▶ **Required work**
Start to finish, retype the entries exactly while omitting the pictures.

++++ Dataset excerpts ++++

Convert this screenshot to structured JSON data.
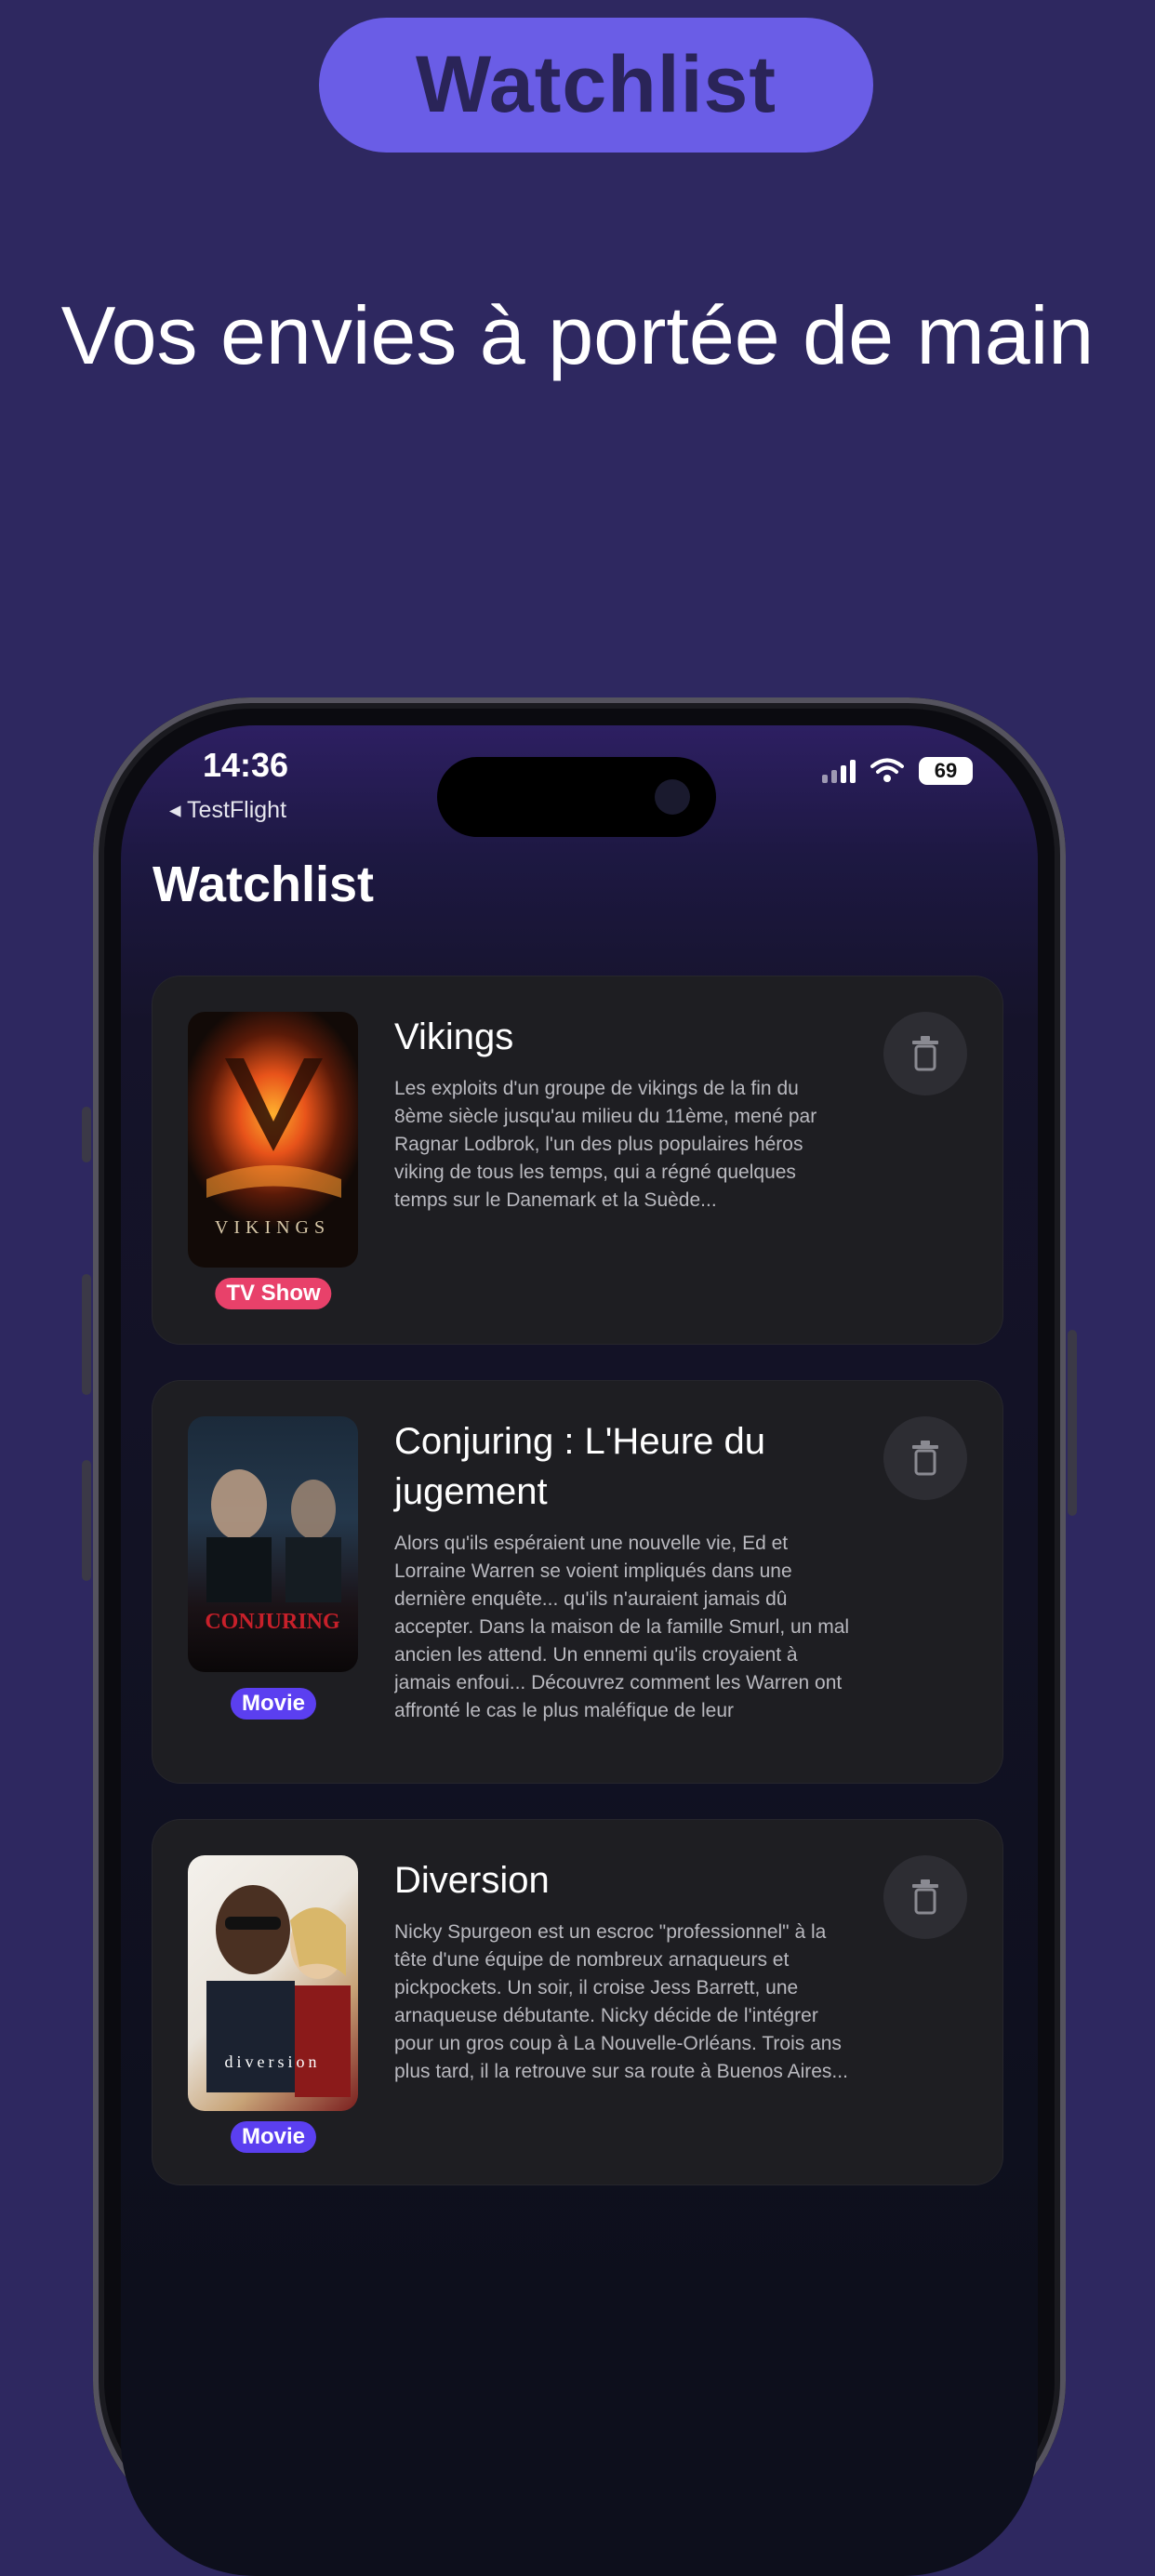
{
  "promo": {
    "pill_label": "Watchlist",
    "headline": "Vos envies à portée de main"
  },
  "status_bar": {
    "time": "14:36",
    "back_app": "◂ TestFlight",
    "battery": "69"
  },
  "app": {
    "title": "Watchlist"
  },
  "items": [
    {
      "title": "Vikings",
      "description": "Les exploits d'un groupe de vikings de la fin du 8ème siècle jusqu'au milieu du 11ème, mené par Ragnar Lodbrok, l'un des plus populaires héros viking de tous les temps, qui a régné quelques temps sur le Danemark et la Suède...",
      "badge": "TV Show",
      "badge_color": "#e8416a",
      "poster_caption": "VIKINGS"
    },
    {
      "title": "Conjuring : L'Heure du jugement",
      "description": "Alors qu'ils espéraient une nouvelle vie, Ed et Lorraine Warren se voient impliqués dans une dernière enquête... qu'ils n'auraient jamais dû accepter. Dans la maison de la famille Smurl, un mal ancien les attend. Un ennemi qu'ils croyaient à jamais enfoui... Découvrez comment les Warren ont affronté le cas le plus maléfique de leur",
      "badge": "Movie",
      "badge_color": "#5b3ff0",
      "poster_caption": "CONJURING"
    },
    {
      "title": "Diversion",
      "description": "Nicky Spurgeon est un escroc \"professionnel\" à la tête d'une équipe de nombreux arnaqueurs et pickpockets. Un soir, il croise Jess Barrett, une arnaqueuse débutante. Nicky décide de l'intégrer pour un gros coup à La Nouvelle-Orléans. Trois ans plus tard, il la retrouve sur sa route à Buenos Aires...",
      "badge": "Movie",
      "badge_color": "#5b3ff0",
      "poster_caption": "diversion"
    }
  ]
}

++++

▶ **Task solution**
Convert this screenshot to structured JSON data.
{
  "promo": {
    "pill_label": "Watchlist",
    "headline": "Vos envies à portée de main"
  },
  "status_bar": {
    "time": "14:36",
    "back_app": "◂ TestFlight",
    "battery": "69"
  },
  "app": {
    "title": "Watchlist"
  },
  "items": [
    {
      "title": "Vikings",
      "description": "Les exploits d'un groupe de vikings de la fin du 8ème siècle jusqu'au milieu du 11ème, mené par Ragnar Lodbrok, l'un des plus populaires héros viking de tous les temps, qui a régné quelques temps sur le Danemark et la Suède...",
      "badge": "TV Show",
      "badge_color": "#e8416a",
      "poster_caption": "VIKINGS"
    },
    {
      "title": "Conjuring : L'Heure du jugement",
      "description": "Alors qu'ils espéraient une nouvelle vie, Ed et Lorraine Warren se voient impliqués dans une dernière enquête... qu'ils n'auraient jamais dû accepter. Dans la maison de la famille Smurl, un mal ancien les attend. Un ennemi qu'ils croyaient à jamais enfoui... Découvrez comment les Warren ont affronté le cas le plus maléfique de leur",
      "badge": "Movie",
      "badge_color": "#5b3ff0",
      "poster_caption": "CONJURING"
    },
    {
      "title": "Diversion",
      "description": "Nicky Spurgeon est un escroc \"professionnel\" à la tête d'une équipe de nombreux arnaqueurs et pickpockets. Un soir, il croise Jess Barrett, une arnaqueuse débutante. Nicky décide de l'intégrer pour un gros coup à La Nouvelle-Orléans. Trois ans plus tard, il la retrouve sur sa route à Buenos Aires...",
      "badge": "Movie",
      "badge_color": "#5b3ff0",
      "poster_caption": "diversion"
    }
  ]
}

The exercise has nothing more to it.